**Your instructions**
The answer should contain every entry below, copied exactly.

----------------

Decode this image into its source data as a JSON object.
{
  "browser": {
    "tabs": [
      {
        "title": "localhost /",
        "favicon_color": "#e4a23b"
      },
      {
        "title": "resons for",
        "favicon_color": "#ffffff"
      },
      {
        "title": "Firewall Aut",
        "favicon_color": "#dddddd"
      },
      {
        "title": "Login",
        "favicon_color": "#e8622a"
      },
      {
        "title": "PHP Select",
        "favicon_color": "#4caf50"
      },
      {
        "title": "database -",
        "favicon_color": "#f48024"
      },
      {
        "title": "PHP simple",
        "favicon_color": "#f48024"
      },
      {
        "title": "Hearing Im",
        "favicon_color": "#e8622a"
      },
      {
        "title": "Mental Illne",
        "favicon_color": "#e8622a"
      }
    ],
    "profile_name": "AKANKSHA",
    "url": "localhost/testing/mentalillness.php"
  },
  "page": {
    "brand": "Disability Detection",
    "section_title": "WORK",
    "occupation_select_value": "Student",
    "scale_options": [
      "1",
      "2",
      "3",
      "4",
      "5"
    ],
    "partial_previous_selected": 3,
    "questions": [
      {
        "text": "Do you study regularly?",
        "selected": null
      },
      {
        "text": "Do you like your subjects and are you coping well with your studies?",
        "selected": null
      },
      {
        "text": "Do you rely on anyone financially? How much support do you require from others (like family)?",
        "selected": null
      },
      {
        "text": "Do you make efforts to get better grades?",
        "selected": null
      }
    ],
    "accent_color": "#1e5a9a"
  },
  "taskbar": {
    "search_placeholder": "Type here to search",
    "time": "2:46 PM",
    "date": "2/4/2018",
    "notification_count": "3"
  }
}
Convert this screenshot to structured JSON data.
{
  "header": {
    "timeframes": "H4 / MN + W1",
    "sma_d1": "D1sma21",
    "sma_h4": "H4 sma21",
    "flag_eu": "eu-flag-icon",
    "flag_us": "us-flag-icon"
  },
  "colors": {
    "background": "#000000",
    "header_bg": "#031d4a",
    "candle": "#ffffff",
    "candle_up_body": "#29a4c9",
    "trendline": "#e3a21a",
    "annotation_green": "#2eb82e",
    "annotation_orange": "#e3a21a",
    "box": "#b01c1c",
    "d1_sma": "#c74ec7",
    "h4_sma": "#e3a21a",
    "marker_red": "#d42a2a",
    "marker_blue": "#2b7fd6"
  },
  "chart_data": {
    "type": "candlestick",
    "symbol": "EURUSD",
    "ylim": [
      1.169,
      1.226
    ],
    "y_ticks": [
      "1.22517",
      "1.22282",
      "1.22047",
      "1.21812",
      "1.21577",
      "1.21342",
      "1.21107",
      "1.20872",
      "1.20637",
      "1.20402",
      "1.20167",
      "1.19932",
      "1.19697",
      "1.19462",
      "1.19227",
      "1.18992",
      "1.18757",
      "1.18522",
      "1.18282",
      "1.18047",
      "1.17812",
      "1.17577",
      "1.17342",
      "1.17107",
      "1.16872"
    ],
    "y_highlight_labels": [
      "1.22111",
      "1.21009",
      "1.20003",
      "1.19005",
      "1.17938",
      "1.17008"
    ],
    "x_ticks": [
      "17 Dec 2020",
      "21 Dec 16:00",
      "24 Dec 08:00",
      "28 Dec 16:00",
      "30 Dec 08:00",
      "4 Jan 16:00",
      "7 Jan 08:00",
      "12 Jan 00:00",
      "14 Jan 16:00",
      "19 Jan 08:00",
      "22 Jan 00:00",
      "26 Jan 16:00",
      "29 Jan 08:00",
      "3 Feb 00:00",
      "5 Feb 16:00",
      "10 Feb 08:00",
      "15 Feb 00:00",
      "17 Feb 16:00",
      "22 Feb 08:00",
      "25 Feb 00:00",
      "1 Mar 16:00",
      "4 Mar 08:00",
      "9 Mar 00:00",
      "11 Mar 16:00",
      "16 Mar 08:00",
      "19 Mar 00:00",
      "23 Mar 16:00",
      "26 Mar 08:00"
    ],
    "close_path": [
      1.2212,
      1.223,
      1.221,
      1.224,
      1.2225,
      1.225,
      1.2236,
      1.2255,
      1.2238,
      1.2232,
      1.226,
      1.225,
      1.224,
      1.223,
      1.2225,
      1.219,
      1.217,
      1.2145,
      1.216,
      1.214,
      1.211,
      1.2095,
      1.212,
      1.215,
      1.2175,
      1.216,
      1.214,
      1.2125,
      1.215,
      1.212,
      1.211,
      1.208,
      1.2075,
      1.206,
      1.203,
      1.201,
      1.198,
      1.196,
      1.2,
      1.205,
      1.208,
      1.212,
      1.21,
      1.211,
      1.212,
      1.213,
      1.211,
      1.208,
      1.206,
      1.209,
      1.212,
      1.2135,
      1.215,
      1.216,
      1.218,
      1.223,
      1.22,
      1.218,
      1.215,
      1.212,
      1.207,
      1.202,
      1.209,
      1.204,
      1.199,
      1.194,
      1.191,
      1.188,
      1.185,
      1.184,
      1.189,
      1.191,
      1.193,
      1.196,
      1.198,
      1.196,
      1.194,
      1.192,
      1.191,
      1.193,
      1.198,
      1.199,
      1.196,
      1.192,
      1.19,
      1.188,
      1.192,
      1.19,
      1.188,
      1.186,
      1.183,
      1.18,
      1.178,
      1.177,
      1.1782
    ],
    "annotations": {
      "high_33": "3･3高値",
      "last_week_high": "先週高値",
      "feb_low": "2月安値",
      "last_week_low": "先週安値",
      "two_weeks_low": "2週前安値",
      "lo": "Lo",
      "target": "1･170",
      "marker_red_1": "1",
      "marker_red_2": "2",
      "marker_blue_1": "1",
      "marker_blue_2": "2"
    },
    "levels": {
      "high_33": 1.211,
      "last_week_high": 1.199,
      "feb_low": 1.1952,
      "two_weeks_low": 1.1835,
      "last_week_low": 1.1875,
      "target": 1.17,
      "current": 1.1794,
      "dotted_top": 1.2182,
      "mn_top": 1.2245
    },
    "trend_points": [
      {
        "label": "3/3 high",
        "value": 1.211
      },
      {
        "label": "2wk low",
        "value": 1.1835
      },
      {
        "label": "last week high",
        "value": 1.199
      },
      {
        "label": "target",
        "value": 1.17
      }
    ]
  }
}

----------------

**Response area**
Decode this image into its source data as a JSON object.
{
  "browser": {
    "tabs": [
      {
        "title": "localhost /",
        "favicon_color": "#e4a23b"
      },
      {
        "title": "resons for",
        "favicon_color": "#ffffff"
      },
      {
        "title": "Firewall Aut",
        "favicon_color": "#dddddd"
      },
      {
        "title": "Login",
        "favicon_color": "#e8622a"
      },
      {
        "title": "PHP Select",
        "favicon_color": "#4caf50"
      },
      {
        "title": "database -",
        "favicon_color": "#f48024"
      },
      {
        "title": "PHP simple",
        "favicon_color": "#f48024"
      },
      {
        "title": "Hearing Im",
        "favicon_color": "#e8622a"
      },
      {
        "title": "Mental Illne",
        "favicon_color": "#e8622a"
      }
    ],
    "profile_name": "AKANKSHA",
    "url": "localhost/testing/mentalillness.php"
  },
  "page": {
    "brand": "Disability Detection",
    "section_title": "WORK",
    "occupation_select_value": "Student",
    "scale_options": [
      "1",
      "2",
      "3",
      "4",
      "5"
    ],
    "partial_previous_selected": 3,
    "questions": [
      {
        "text": "Do you study regularly?",
        "selected": null
      },
      {
        "text": "Do you like your subjects and are you coping well with your studies?",
        "selected": null
      },
      {
        "text": "Do you rely on anyone financially? How much support do you require from others (like family)?",
        "selected": null
      },
      {
        "text": "Do you make efforts to get better grades?",
        "selected": null
      }
    ],
    "accent_color": "#1e5a9a"
  },
  "taskbar": {
    "search_placeholder": "Type here to search",
    "time": "2:46 PM",
    "date": "2/4/2018",
    "notification_count": "3"
  }
}
Convert this screenshot to structured JSON data.
{
  "header": {
    "timeframes": "H4 / MN + W1",
    "sma_d1": "D1sma21",
    "sma_h4": "H4 sma21",
    "flag_eu": "eu-flag-icon",
    "flag_us": "us-flag-icon"
  },
  "colors": {
    "background": "#000000",
    "header_bg": "#031d4a",
    "candle": "#ffffff",
    "candle_up_body": "#29a4c9",
    "trendline": "#e3a21a",
    "annotation_green": "#2eb82e",
    "annotation_orange": "#e3a21a",
    "box": "#b01c1c",
    "d1_sma": "#c74ec7",
    "h4_sma": "#e3a21a",
    "marker_red": "#d42a2a",
    "marker_blue": "#2b7fd6"
  },
  "chart_data": {
    "type": "candlestick",
    "symbol": "EURUSD",
    "ylim": [
      1.169,
      1.226
    ],
    "y_ticks": [
      "1.22517",
      "1.22282",
      "1.22047",
      "1.21812",
      "1.21577",
      "1.21342",
      "1.21107",
      "1.20872",
      "1.20637",
      "1.20402",
      "1.20167",
      "1.19932",
      "1.19697",
      "1.19462",
      "1.19227",
      "1.18992",
      "1.18757",
      "1.18522",
      "1.18282",
      "1.18047",
      "1.17812",
      "1.17577",
      "1.17342",
      "1.17107",
      "1.16872"
    ],
    "y_highlight_labels": [
      "1.22111",
      "1.21009",
      "1.20003",
      "1.19005",
      "1.17938",
      "1.17008"
    ],
    "x_ticks": [
      "17 Dec 2020",
      "21 Dec 16:00",
      "24 Dec 08:00",
      "28 Dec 16:00",
      "30 Dec 08:00",
      "4 Jan 16:00",
      "7 Jan 08:00",
      "12 Jan 00:00",
      "14 Jan 16:00",
      "19 Jan 08:00",
      "22 Jan 00:00",
      "26 Jan 16:00",
      "29 Jan 08:00",
      "3 Feb 00:00",
      "5 Feb 16:00",
      "10 Feb 08:00",
      "15 Feb 00:00",
      "17 Feb 16:00",
      "22 Feb 08:00",
      "25 Feb 00:00",
      "1 Mar 16:00",
      "4 Mar 08:00",
      "9 Mar 00:00",
      "11 Mar 16:00",
      "16 Mar 08:00",
      "19 Mar 00:00",
      "23 Mar 16:00",
      "26 Mar 08:00"
    ],
    "close_path": [
      1.2212,
      1.223,
      1.221,
      1.224,
      1.2225,
      1.225,
      1.2236,
      1.2255,
      1.2238,
      1.2232,
      1.226,
      1.225,
      1.224,
      1.223,
      1.2225,
      1.219,
      1.217,
      1.2145,
      1.216,
      1.214,
      1.211,
      1.2095,
      1.212,
      1.215,
      1.2175,
      1.216,
      1.214,
      1.2125,
      1.215,
      1.212,
      1.211,
      1.208,
      1.2075,
      1.206,
      1.203,
      1.201,
      1.198,
      1.196,
      1.2,
      1.205,
      1.208,
      1.212,
      1.21,
      1.211,
      1.212,
      1.213,
      1.211,
      1.208,
      1.206,
      1.209,
      1.212,
      1.2135,
      1.215,
      1.216,
      1.218,
      1.223,
      1.22,
      1.218,
      1.215,
      1.212,
      1.207,
      1.202,
      1.209,
      1.204,
      1.199,
      1.194,
      1.191,
      1.188,
      1.185,
      1.184,
      1.189,
      1.191,
      1.193,
      1.196,
      1.198,
      1.196,
      1.194,
      1.192,
      1.191,
      1.193,
      1.198,
      1.199,
      1.196,
      1.192,
      1.19,
      1.188,
      1.192,
      1.19,
      1.188,
      1.186,
      1.183,
      1.18,
      1.178,
      1.177,
      1.1782
    ],
    "annotations": {
      "high_33": "3･3高値",
      "last_week_high": "先週高値",
      "feb_low": "2月安値",
      "last_week_low": "先週安値",
      "two_weeks_low": "2週前安値",
      "lo": "Lo",
      "target": "1･170",
      "marker_red_1": "1",
      "marker_red_2": "2",
      "marker_blue_1": "1",
      "marker_blue_2": "2"
    },
    "levels": {
      "high_33": 1.211,
      "last_week_high": 1.199,
      "feb_low": 1.1952,
      "two_weeks_low": 1.1835,
      "last_week_low": 1.1875,
      "target": 1.17,
      "current": 1.1794,
      "dotted_top": 1.2182,
      "mn_top": 1.2245
    },
    "trend_points": [
      {
        "label": "3/3 high",
        "value": 1.211
      },
      {
        "label": "2wk low",
        "value": 1.1835
      },
      {
        "label": "last week high",
        "value": 1.199
      },
      {
        "label": "target",
        "value": 1.17
      }
    ]
  }
}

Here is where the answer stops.